Each line of the data has to be retyped exactly as it is.

:: DATA RECORDS ::
◆ ◆ ◆ ◆ ◆ ◆ ◆

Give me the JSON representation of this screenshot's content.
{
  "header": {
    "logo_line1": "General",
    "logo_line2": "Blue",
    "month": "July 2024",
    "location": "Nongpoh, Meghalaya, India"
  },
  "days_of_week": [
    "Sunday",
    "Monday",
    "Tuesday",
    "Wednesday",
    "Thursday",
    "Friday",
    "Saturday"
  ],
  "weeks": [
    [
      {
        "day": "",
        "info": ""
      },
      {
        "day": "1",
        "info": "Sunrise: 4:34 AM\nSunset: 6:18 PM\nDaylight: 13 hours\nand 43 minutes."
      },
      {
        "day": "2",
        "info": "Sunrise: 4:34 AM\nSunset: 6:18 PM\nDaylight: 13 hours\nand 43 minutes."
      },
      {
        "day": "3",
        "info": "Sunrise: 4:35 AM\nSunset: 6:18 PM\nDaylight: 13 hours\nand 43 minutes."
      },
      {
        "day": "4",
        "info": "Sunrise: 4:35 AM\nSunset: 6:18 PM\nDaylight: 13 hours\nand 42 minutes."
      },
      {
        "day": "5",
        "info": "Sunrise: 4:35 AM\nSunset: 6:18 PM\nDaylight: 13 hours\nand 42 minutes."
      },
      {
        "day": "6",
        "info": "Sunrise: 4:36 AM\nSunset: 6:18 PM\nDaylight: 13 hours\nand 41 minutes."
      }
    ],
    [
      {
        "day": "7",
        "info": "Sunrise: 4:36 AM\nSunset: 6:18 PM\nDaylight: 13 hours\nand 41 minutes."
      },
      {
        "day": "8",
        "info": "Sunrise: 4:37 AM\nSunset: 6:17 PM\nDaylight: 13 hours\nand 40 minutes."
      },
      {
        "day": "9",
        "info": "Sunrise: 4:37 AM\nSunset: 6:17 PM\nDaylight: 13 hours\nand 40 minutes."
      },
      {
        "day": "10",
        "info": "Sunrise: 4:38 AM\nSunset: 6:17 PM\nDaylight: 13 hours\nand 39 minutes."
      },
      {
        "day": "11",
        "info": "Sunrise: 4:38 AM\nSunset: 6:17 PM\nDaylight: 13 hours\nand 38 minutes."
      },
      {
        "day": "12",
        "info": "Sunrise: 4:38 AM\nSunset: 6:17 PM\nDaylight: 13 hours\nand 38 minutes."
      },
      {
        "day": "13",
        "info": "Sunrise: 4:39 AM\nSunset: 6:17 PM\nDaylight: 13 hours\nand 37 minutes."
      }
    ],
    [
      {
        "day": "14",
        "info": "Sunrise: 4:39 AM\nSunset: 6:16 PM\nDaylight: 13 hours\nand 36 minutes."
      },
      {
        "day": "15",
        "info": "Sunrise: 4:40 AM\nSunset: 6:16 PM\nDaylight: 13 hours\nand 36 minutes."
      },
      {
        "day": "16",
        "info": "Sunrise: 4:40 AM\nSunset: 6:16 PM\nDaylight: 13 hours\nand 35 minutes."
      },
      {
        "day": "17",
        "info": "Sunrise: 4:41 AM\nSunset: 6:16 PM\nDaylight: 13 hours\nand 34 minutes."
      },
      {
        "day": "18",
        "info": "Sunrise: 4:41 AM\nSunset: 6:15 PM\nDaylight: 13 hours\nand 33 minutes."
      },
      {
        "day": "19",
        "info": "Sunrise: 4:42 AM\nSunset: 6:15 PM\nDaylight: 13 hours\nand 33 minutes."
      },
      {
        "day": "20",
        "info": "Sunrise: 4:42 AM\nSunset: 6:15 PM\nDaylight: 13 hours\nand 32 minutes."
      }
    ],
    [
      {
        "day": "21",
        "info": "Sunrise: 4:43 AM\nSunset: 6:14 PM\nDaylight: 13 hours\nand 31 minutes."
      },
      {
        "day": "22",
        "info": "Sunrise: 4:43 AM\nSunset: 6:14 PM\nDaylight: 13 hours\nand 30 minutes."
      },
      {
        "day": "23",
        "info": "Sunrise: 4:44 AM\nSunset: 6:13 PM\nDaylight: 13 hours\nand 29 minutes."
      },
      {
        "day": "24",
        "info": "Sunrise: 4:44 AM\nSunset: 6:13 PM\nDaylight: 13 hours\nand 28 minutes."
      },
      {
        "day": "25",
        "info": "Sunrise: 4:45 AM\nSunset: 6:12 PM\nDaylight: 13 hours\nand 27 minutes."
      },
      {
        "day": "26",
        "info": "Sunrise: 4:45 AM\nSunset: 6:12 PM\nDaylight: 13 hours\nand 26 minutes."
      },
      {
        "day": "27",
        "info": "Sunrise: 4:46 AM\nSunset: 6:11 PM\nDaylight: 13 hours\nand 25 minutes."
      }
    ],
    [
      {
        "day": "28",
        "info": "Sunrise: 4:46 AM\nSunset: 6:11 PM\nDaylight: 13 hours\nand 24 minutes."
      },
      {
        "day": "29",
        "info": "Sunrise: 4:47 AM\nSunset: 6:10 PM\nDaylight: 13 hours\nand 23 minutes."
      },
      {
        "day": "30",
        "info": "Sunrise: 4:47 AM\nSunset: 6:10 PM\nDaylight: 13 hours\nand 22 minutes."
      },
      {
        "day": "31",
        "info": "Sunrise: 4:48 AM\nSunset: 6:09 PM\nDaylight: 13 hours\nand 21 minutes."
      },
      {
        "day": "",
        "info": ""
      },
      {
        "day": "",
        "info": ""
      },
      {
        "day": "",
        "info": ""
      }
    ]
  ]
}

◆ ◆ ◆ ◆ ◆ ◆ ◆

:: ANSWER SPACE ::
Give me the JSON representation of this screenshot's content.
{
  "header": {
    "logo_line1": "General",
    "logo_line2": "Blue",
    "month": "July 2024",
    "location": "Nongpoh, Meghalaya, India"
  },
  "days_of_week": [
    "Sunday",
    "Monday",
    "Tuesday",
    "Wednesday",
    "Thursday",
    "Friday",
    "Saturday"
  ],
  "weeks": [
    [
      {
        "day": "",
        "info": ""
      },
      {
        "day": "1",
        "info": "Sunrise: 4:34 AM\nSunset: 6:18 PM\nDaylight: 13 hours\nand 43 minutes."
      },
      {
        "day": "2",
        "info": "Sunrise: 4:34 AM\nSunset: 6:18 PM\nDaylight: 13 hours\nand 43 minutes."
      },
      {
        "day": "3",
        "info": "Sunrise: 4:35 AM\nSunset: 6:18 PM\nDaylight: 13 hours\nand 43 minutes."
      },
      {
        "day": "4",
        "info": "Sunrise: 4:35 AM\nSunset: 6:18 PM\nDaylight: 13 hours\nand 42 minutes."
      },
      {
        "day": "5",
        "info": "Sunrise: 4:35 AM\nSunset: 6:18 PM\nDaylight: 13 hours\nand 42 minutes."
      },
      {
        "day": "6",
        "info": "Sunrise: 4:36 AM\nSunset: 6:18 PM\nDaylight: 13 hours\nand 41 minutes."
      }
    ],
    [
      {
        "day": "7",
        "info": "Sunrise: 4:36 AM\nSunset: 6:18 PM\nDaylight: 13 hours\nand 41 minutes."
      },
      {
        "day": "8",
        "info": "Sunrise: 4:37 AM\nSunset: 6:17 PM\nDaylight: 13 hours\nand 40 minutes."
      },
      {
        "day": "9",
        "info": "Sunrise: 4:37 AM\nSunset: 6:17 PM\nDaylight: 13 hours\nand 40 minutes."
      },
      {
        "day": "10",
        "info": "Sunrise: 4:38 AM\nSunset: 6:17 PM\nDaylight: 13 hours\nand 39 minutes."
      },
      {
        "day": "11",
        "info": "Sunrise: 4:38 AM\nSunset: 6:17 PM\nDaylight: 13 hours\nand 38 minutes."
      },
      {
        "day": "12",
        "info": "Sunrise: 4:38 AM\nSunset: 6:17 PM\nDaylight: 13 hours\nand 38 minutes."
      },
      {
        "day": "13",
        "info": "Sunrise: 4:39 AM\nSunset: 6:17 PM\nDaylight: 13 hours\nand 37 minutes."
      }
    ],
    [
      {
        "day": "14",
        "info": "Sunrise: 4:39 AM\nSunset: 6:16 PM\nDaylight: 13 hours\nand 36 minutes."
      },
      {
        "day": "15",
        "info": "Sunrise: 4:40 AM\nSunset: 6:16 PM\nDaylight: 13 hours\nand 36 minutes."
      },
      {
        "day": "16",
        "info": "Sunrise: 4:40 AM\nSunset: 6:16 PM\nDaylight: 13 hours\nand 35 minutes."
      },
      {
        "day": "17",
        "info": "Sunrise: 4:41 AM\nSunset: 6:16 PM\nDaylight: 13 hours\nand 34 minutes."
      },
      {
        "day": "18",
        "info": "Sunrise: 4:41 AM\nSunset: 6:15 PM\nDaylight: 13 hours\nand 33 minutes."
      },
      {
        "day": "19",
        "info": "Sunrise: 4:42 AM\nSunset: 6:15 PM\nDaylight: 13 hours\nand 33 minutes."
      },
      {
        "day": "20",
        "info": "Sunrise: 4:42 AM\nSunset: 6:15 PM\nDaylight: 13 hours\nand 32 minutes."
      }
    ],
    [
      {
        "day": "21",
        "info": "Sunrise: 4:43 AM\nSunset: 6:14 PM\nDaylight: 13 hours\nand 31 minutes."
      },
      {
        "day": "22",
        "info": "Sunrise: 4:43 AM\nSunset: 6:14 PM\nDaylight: 13 hours\nand 30 minutes."
      },
      {
        "day": "23",
        "info": "Sunrise: 4:44 AM\nSunset: 6:13 PM\nDaylight: 13 hours\nand 29 minutes."
      },
      {
        "day": "24",
        "info": "Sunrise: 4:44 AM\nSunset: 6:13 PM\nDaylight: 13 hours\nand 28 minutes."
      },
      {
        "day": "25",
        "info": "Sunrise: 4:45 AM\nSunset: 6:12 PM\nDaylight: 13 hours\nand 27 minutes."
      },
      {
        "day": "26",
        "info": "Sunrise: 4:45 AM\nSunset: 6:12 PM\nDaylight: 13 hours\nand 26 minutes."
      },
      {
        "day": "27",
        "info": "Sunrise: 4:46 AM\nSunset: 6:11 PM\nDaylight: 13 hours\nand 25 minutes."
      }
    ],
    [
      {
        "day": "28",
        "info": "Sunrise: 4:46 AM\nSunset: 6:11 PM\nDaylight: 13 hours\nand 24 minutes."
      },
      {
        "day": "29",
        "info": "Sunrise: 4:47 AM\nSunset: 6:10 PM\nDaylight: 13 hours\nand 23 minutes."
      },
      {
        "day": "30",
        "info": "Sunrise: 4:47 AM\nSunset: 6:10 PM\nDaylight: 13 hours\nand 22 minutes."
      },
      {
        "day": "31",
        "info": "Sunrise: 4:48 AM\nSunset: 6:09 PM\nDaylight: 13 hours\nand 21 minutes."
      },
      {
        "day": "",
        "info": ""
      },
      {
        "day": "",
        "info": ""
      },
      {
        "day": "",
        "info": ""
      }
    ]
  ]
}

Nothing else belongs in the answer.